**ABOUT THIS EXERCISE:** Look through the entries below and report every line that has "China".

Collected data entries

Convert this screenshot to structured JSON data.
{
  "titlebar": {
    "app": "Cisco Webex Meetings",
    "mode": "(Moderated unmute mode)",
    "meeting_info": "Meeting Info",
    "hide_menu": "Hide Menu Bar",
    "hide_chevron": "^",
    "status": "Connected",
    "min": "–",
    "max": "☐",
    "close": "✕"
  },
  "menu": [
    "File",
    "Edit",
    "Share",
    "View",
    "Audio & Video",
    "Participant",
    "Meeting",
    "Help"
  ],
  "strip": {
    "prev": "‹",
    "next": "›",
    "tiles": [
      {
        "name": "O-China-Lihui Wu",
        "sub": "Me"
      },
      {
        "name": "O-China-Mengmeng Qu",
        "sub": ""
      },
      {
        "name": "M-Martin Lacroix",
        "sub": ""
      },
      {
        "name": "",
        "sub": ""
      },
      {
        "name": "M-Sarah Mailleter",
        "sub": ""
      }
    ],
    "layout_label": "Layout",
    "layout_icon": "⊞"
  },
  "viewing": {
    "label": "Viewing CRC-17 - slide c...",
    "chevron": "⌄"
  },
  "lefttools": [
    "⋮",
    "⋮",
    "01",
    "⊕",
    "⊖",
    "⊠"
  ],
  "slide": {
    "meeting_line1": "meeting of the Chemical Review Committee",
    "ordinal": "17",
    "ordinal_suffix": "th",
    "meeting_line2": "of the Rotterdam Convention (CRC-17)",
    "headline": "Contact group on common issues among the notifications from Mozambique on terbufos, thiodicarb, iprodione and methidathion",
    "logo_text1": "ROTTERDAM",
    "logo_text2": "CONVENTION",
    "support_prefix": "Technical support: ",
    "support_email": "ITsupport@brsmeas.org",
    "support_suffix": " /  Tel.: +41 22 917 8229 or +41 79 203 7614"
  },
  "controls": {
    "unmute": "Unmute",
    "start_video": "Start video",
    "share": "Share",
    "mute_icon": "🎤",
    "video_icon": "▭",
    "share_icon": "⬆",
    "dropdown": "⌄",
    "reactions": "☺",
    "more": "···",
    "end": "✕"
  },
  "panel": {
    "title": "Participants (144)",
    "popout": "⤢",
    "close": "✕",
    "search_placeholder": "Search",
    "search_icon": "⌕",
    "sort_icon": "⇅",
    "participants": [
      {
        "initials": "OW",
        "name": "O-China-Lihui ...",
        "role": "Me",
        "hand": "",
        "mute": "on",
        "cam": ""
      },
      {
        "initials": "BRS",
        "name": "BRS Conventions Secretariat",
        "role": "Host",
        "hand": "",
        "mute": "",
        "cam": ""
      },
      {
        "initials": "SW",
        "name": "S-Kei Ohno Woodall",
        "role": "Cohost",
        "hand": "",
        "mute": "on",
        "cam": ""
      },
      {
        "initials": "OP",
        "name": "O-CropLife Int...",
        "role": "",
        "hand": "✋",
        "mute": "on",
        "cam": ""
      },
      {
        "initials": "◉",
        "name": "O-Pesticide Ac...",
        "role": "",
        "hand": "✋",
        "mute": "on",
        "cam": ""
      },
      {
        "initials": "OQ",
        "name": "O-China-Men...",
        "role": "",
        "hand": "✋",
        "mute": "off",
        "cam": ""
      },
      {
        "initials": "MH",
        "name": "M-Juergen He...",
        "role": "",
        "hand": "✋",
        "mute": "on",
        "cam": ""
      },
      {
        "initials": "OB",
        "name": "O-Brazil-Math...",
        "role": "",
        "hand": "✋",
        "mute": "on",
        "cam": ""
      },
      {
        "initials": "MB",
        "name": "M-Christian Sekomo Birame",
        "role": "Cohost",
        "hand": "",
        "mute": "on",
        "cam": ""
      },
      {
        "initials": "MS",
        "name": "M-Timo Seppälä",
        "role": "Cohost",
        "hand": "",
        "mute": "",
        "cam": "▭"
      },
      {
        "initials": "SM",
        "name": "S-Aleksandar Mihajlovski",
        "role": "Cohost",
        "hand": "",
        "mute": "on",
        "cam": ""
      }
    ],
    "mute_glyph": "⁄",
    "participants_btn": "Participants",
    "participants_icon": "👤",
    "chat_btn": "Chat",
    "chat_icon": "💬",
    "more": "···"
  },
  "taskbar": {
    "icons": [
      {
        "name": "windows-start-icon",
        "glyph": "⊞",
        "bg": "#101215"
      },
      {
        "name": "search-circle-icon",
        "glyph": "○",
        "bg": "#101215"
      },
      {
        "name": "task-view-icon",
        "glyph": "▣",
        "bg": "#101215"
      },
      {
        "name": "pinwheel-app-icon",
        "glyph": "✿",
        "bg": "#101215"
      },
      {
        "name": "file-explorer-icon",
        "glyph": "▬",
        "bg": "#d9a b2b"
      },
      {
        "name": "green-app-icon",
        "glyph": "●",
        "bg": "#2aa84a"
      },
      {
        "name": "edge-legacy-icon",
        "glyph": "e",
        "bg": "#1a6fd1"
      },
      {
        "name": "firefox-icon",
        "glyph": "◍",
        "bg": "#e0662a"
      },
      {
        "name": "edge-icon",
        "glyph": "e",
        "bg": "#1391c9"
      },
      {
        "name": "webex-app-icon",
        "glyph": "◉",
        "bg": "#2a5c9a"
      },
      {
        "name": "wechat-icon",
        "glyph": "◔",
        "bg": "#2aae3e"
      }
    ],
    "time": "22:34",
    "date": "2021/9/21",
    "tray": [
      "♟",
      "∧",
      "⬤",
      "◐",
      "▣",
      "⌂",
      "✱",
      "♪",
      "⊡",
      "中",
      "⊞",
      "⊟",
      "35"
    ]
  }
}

**YOUR SOLUTION:**
        "name": "O-China-Lihui Wu",
        "name": "O-China-Mengmeng Qu",
        "name": "O-China-Lihui ...",
        "name": "O-China-Men...",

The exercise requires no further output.